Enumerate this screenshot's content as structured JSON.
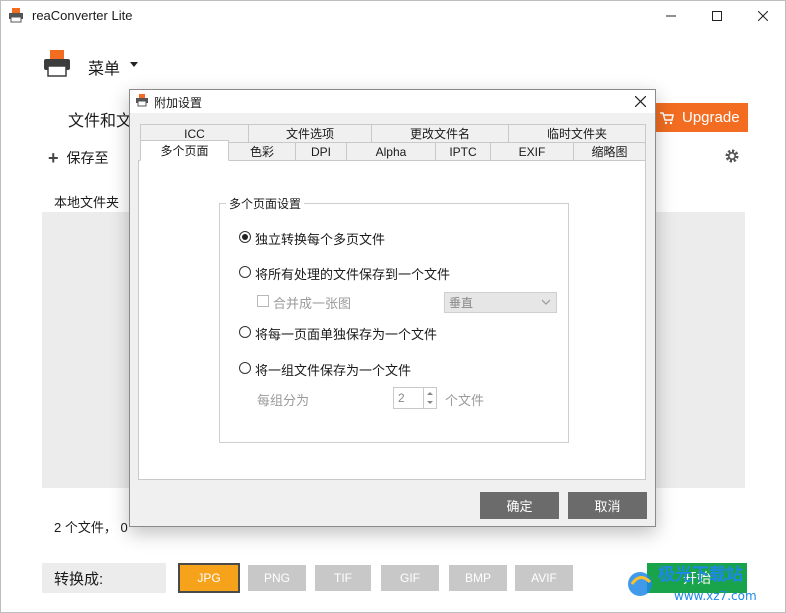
{
  "window": {
    "title": "reaConverter Lite"
  },
  "menu": {
    "label": "菜单"
  },
  "main": {
    "files_label": "文件和文",
    "upgrade_label": "Upgrade",
    "save_to_label": "保存至",
    "local_folder_label": "本地文件夹",
    "status_text": "2 个文件， 0",
    "convert_to_label": "转换成:",
    "formats": [
      "JPG",
      "PNG",
      "TIF",
      "GIF",
      "BMP",
      "AVIF"
    ],
    "active_format": "JPG",
    "start_label": "开始"
  },
  "dialog": {
    "title": "附加设置",
    "tabs_row1": [
      "ICC",
      "文件选项",
      "更改文件名",
      "临时文件夹"
    ],
    "tabs_row2": [
      "多个页面",
      "色彩",
      "DPI",
      "Alpha",
      "IPTC",
      "EXIF",
      "缩略图"
    ],
    "selected_tab": "多个页面",
    "group_title": "多个页面设置",
    "options": [
      {
        "label": "独立转换每个多页文件",
        "checked": true
      },
      {
        "label": "将所有处理的文件保存到一个文件",
        "checked": false
      },
      {
        "label": "将每一页面单独保存为一个文件",
        "checked": false
      },
      {
        "label": "将一组文件保存为一个文件",
        "checked": false
      }
    ],
    "merge_checkbox_label": "合并成一张图",
    "merge_direction": "垂直",
    "group_by_label": "每组分为",
    "group_by_value": "2",
    "group_by_unit": "个文件",
    "ok_label": "确定",
    "cancel_label": "取消"
  },
  "colors": {
    "accent_orange": "#f26d21",
    "format_active": "#f7a21b",
    "format_inactive": "#c8c8c8",
    "start_green": "#19a34a",
    "dialog_button": "#6b6b6b"
  },
  "watermark": {
    "text": "极光下载站",
    "url": "www.xz7.com"
  }
}
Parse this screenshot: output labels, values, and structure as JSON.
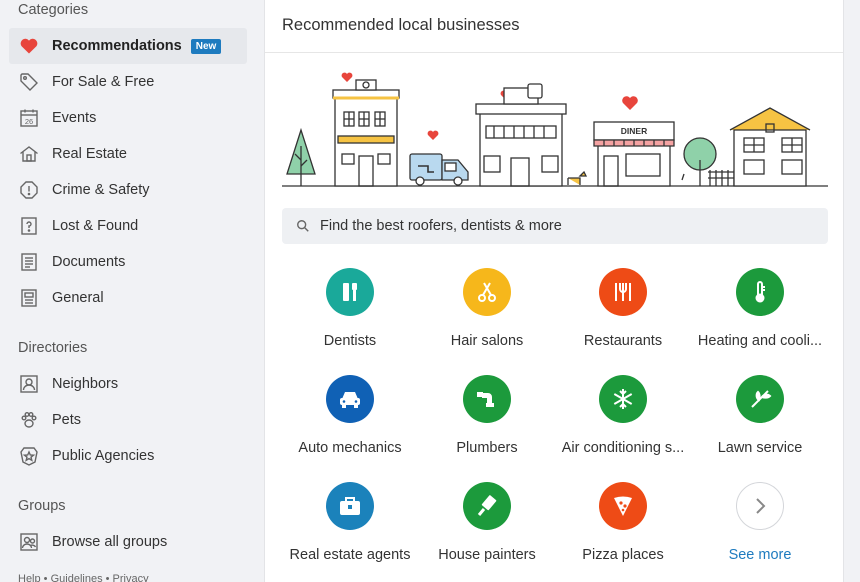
{
  "sidebar": {
    "categories_title": "Categories",
    "categories": [
      {
        "label": "Recommendations",
        "icon": "heart-icon",
        "badge": "New",
        "active": true
      },
      {
        "label": "For Sale & Free",
        "icon": "tag-icon"
      },
      {
        "label": "Events",
        "icon": "calendar-icon",
        "calendar_day": "26"
      },
      {
        "label": "Real Estate",
        "icon": "house-icon"
      },
      {
        "label": "Crime & Safety",
        "icon": "alert-icon"
      },
      {
        "label": "Lost & Found",
        "icon": "question-icon"
      },
      {
        "label": "Documents",
        "icon": "document-icon"
      },
      {
        "label": "General",
        "icon": "newspaper-icon"
      }
    ],
    "directories_title": "Directories",
    "directories": [
      {
        "label": "Neighbors",
        "icon": "person-icon"
      },
      {
        "label": "Pets",
        "icon": "paw-icon"
      },
      {
        "label": "Public Agencies",
        "icon": "badge-icon"
      }
    ],
    "groups_title": "Groups",
    "groups": [
      {
        "label": "Browse all groups",
        "icon": "group-icon"
      }
    ],
    "footer": "Help • Guidelines • Privacy"
  },
  "main": {
    "title": "Recommended local businesses",
    "illustration_sign": "DINER",
    "search": {
      "placeholder": "Find the best roofers, dentists & more"
    },
    "categories": [
      {
        "label": "Dentists",
        "icon": "dentist-icon",
        "color": "#1aa99a"
      },
      {
        "label": "Hair salons",
        "icon": "scissors-icon",
        "color": "#f6b71b"
      },
      {
        "label": "Restaurants",
        "icon": "fork-knife-icon",
        "color": "#ee4b16"
      },
      {
        "label": "Heating and cooli...",
        "icon": "thermometer-icon",
        "color": "#1c9a3c"
      },
      {
        "label": "Auto mechanics",
        "icon": "car-icon",
        "color": "#1061b5"
      },
      {
        "label": "Plumbers",
        "icon": "pipe-icon",
        "color": "#1c9a3c"
      },
      {
        "label": "Air conditioning s...",
        "icon": "snowflake-icon",
        "color": "#1c9a3c"
      },
      {
        "label": "Lawn service",
        "icon": "lawn-icon",
        "color": "#1c9a3c"
      },
      {
        "label": "Real estate agents",
        "icon": "briefcase-icon",
        "color": "#1b82bb"
      },
      {
        "label": "House painters",
        "icon": "paint-roller-icon",
        "color": "#1c9a3c"
      },
      {
        "label": "Pizza places",
        "icon": "pizza-icon",
        "color": "#ee4b16"
      },
      {
        "label": "See more",
        "icon": "chevron-right-icon",
        "color": "#ffffff"
      }
    ]
  }
}
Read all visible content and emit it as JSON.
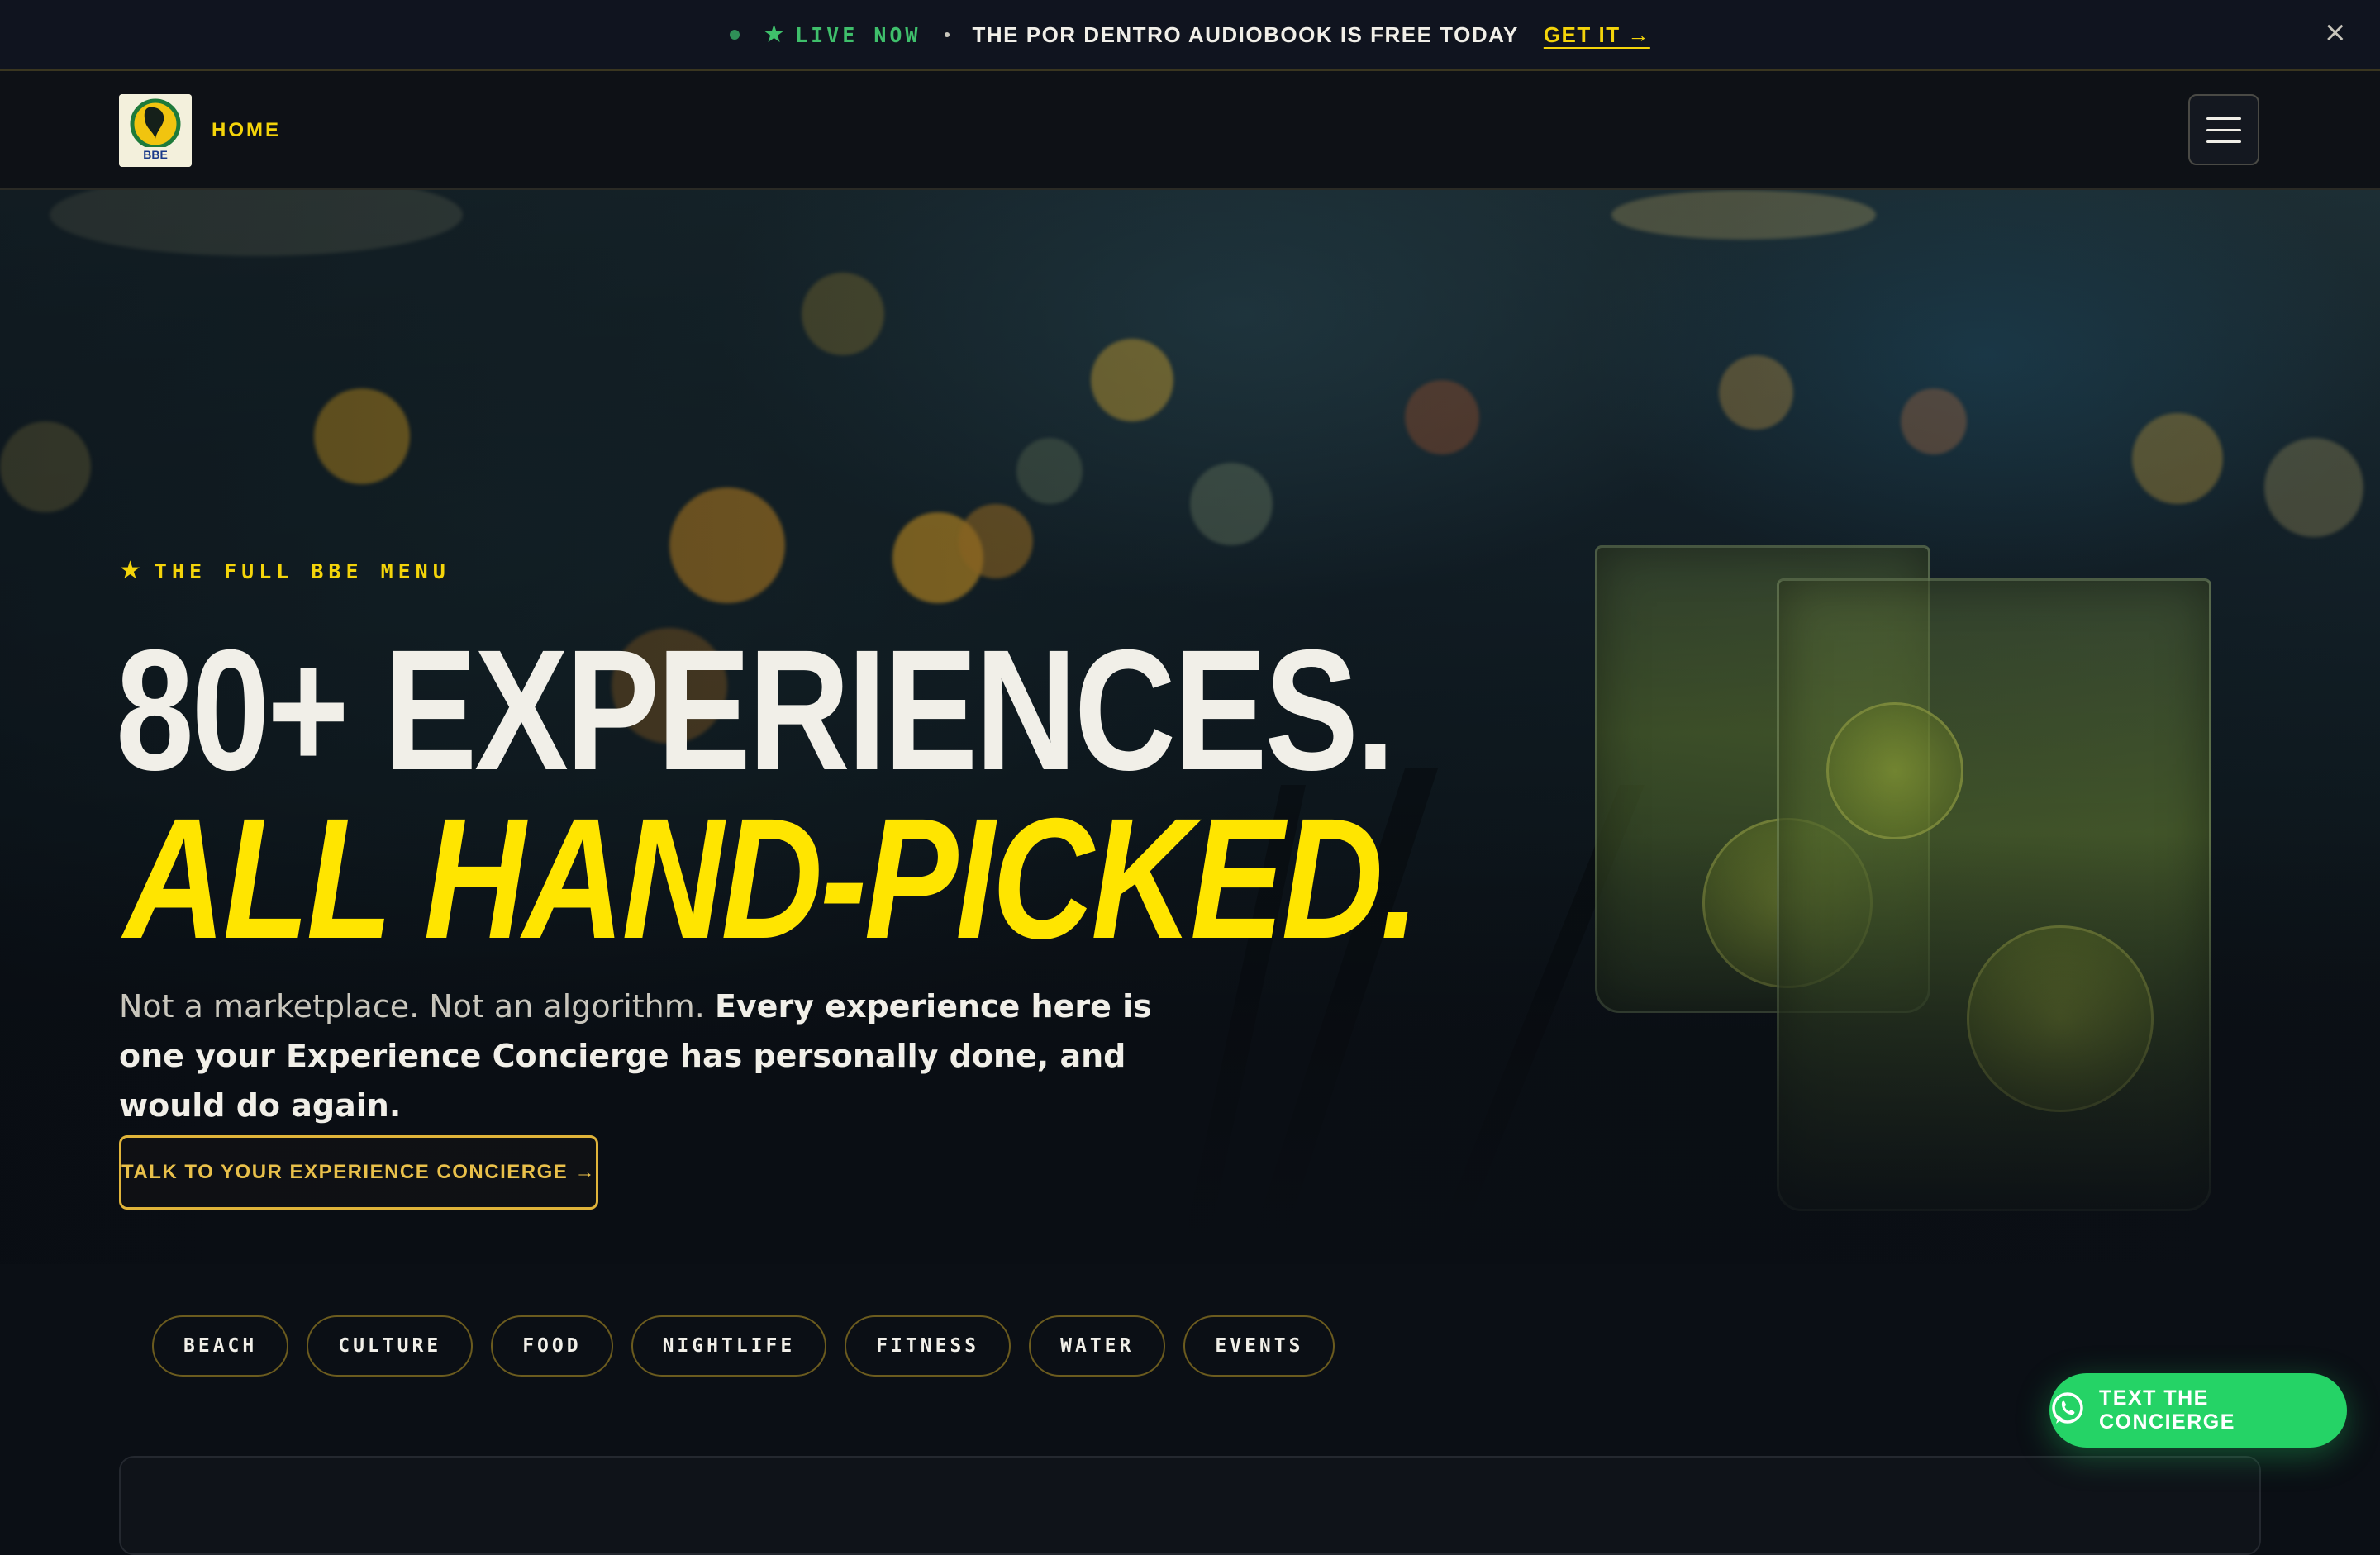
{
  "announcement": {
    "live_label": "LIVE NOW",
    "message": "THE POR DENTRO AUDIOBOOK IS FREE TODAY",
    "link_label": "GET IT →",
    "close_label": "×",
    "star_icon": "star-icon",
    "colors": {
      "live": "#3fbf6b",
      "link": "#f4d40a"
    }
  },
  "header": {
    "logo_text": "BBE",
    "home_label": "HOME",
    "menu_icon": "hamburger-icon"
  },
  "hero": {
    "eyebrow": "THE FULL BBE MENU",
    "headline_line1": "80+ EXPERIENCES.",
    "headline_line2": "ALL HAND-PICKED.",
    "subcopy_plain": "Not a marketplace. Not an algorithm. ",
    "subcopy_strong": "Every experience here is one your Experience Concierge has personally done, and would do again.",
    "cta_label": "TALK TO YOUR EXPERIENCE CONCIERGE →",
    "colors": {
      "accent": "#ffe500",
      "text": "#f1efe8"
    }
  },
  "categories": [
    "BEACH",
    "CULTURE",
    "FOOD",
    "NIGHTLIFE",
    "FITNESS",
    "WATER",
    "EVENTS"
  ],
  "floating_button": {
    "label": "TEXT THE CONCIERGE",
    "icon": "whatsapp-icon",
    "color": "#25d366"
  }
}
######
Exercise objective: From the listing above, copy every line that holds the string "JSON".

Exercise result:
Enumerate this screenshot's content as structured JSON.
Parse this screenshot: output labels, values, and structure as JSON.
Read all visible content and emit it as JSON.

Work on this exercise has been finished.